2002; Gondan, Lange, Rösler, & Röder, 2004), and with                    Interestingly, there is evidence that the occurrence of an
redundant trimodal stimuli such as a tone, a light, and a             RSE does not depend on the number of physical stimuli
tactile vibration stimulus (Diederich & Colonius, 2004).              and, thus, on the number of activated receptors but, rather,
   Raab (1962) explained this effect in terms of statistical          on the number of percepts associated with those stimuli.
facilitation. According to his race model, each stimulus is           In a series of simple RT experiments by Schröter et al.
processed separately. In trials with redundant stimuli, the           (2007), participants were asked to respond to the onsets
stimuli are processed in parallel, and a response is trig-            of auditory stimuli that were presented via headphones to
gered as soon as the first stimulus is detected. Therefore,           the left ear, the right ear, or both ears. In one experiment,
the RT is determined by the latency of a single detection             pure tones of identical frequencies were presented to the
process in trials with one stimulus, whereas it is deter-             two ears (i.e., diotic presentation). Previous research has
mined by the winner of the parallel ongoing detection pro-            shown that two simultaneously presented identical audi-
cesses in trials with redundant stimuli. Since the average            tory stimuli, each delivered to one ear via headphones, are
time of the winner in a race is usually shorter than the              not perceived as two separate stimuli but, rather, produce
average detection time of each single process, this race              the phenomenal impression of a single auditory percept



                                              H. Schröter, hannes.schroeter@uni-tuebingen.de


                                                                  1375                     © 2009 The Psychonomic Society, Inc.
1376      Schröter, Frei, Ulrich, and Miller

localized between the two ears (e.g., Leakey, Sayers, &        becomes activated with a certain probability, and its acti-
Cherry, 1958; Odenthal, 1961, 1963; Ward, 1970). In an-        vation is then transmitted after a random delay to a central
other experiment of Schröter et al., a pure tone was pre-      decision center. As soon as a criterion number, c, of grains
sented to one ear and white noise to the other ear (dichotic   have arrived at this center, the response is initiated.

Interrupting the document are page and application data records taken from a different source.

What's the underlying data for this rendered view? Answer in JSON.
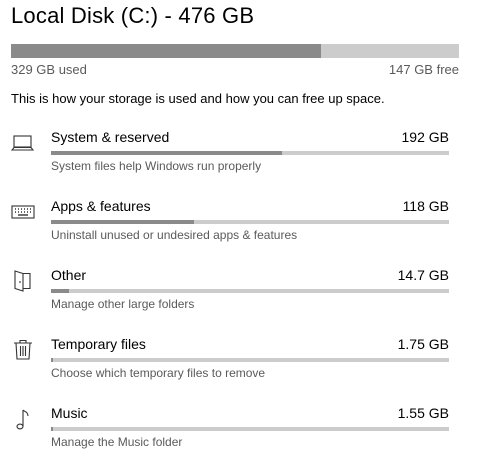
{
  "disk": {
    "title": "Local Disk (C:) - 476 GB",
    "used_label": "329 GB used",
    "free_label": "147 GB free",
    "used_fraction": 0.691,
    "description": "This is how your storage is used and how you can free up space."
  },
  "colors": {
    "bar_fill": "#8a8a8a",
    "bar_track": "#cccccc",
    "secondary_text": "#5a5a5a"
  },
  "categories": [
    {
      "name": "System & reserved",
      "size": "192 GB",
      "description": "System files help Windows run properly",
      "icon": "laptop-icon",
      "usage_fraction": 0.58
    },
    {
      "name": "Apps & features",
      "size": "118 GB",
      "description": "Uninstall unused or undesired apps & features",
      "icon": "keyboard-icon",
      "usage_fraction": 0.36
    },
    {
      "name": "Other",
      "size": "14.7 GB",
      "description": "Manage other large folders",
      "icon": "folder-icon",
      "usage_fraction": 0.045
    },
    {
      "name": "Temporary files",
      "size": "1.75 GB",
      "description": "Choose which temporary files to remove",
      "icon": "trash-icon",
      "usage_fraction": 0.005
    },
    {
      "name": "Music",
      "size": "1.55 GB",
      "description": "Manage the Music folder",
      "icon": "music-note-icon",
      "usage_fraction": 0.005
    }
  ]
}
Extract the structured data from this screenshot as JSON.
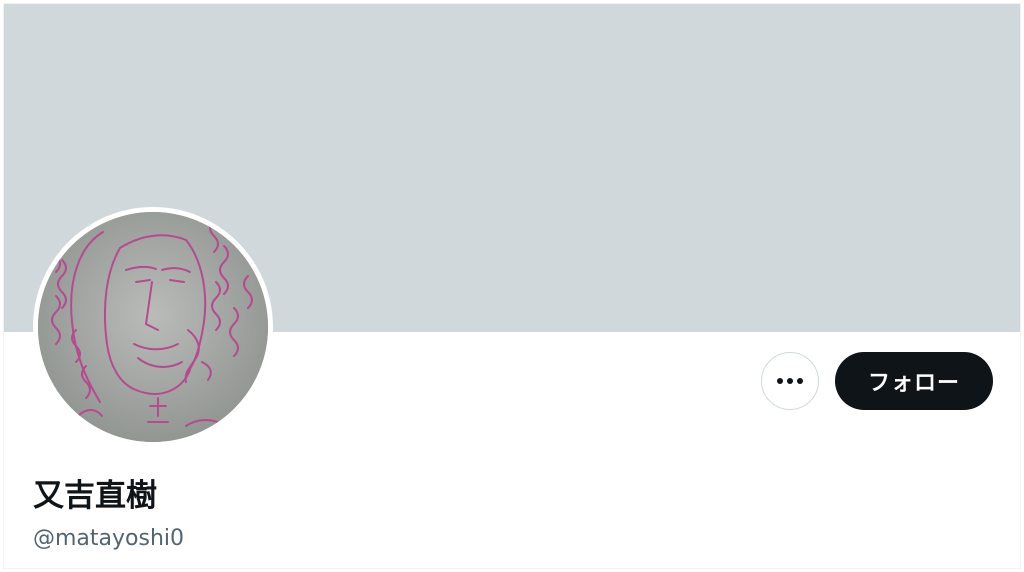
{
  "profile": {
    "display_name": "又吉直樹",
    "handle": "@matayoshi0",
    "avatar_icon": "hand-drawn-portrait-avatar",
    "banner_color": "#d1d8db"
  },
  "actions": {
    "more_icon": "more-dots-icon",
    "follow_label": "フォロー"
  }
}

On
presentation), which produced two separate percepts.           redundant trials, each stimulus activates the grains in its
Most important, an RSE was obtained only in the latter         own pool, and all the activated grains from the two stimuli
experiment with perceptually distinguishable stimuli,          are transmitted to the decision center.
but not in the former experiment with identical 
								
To top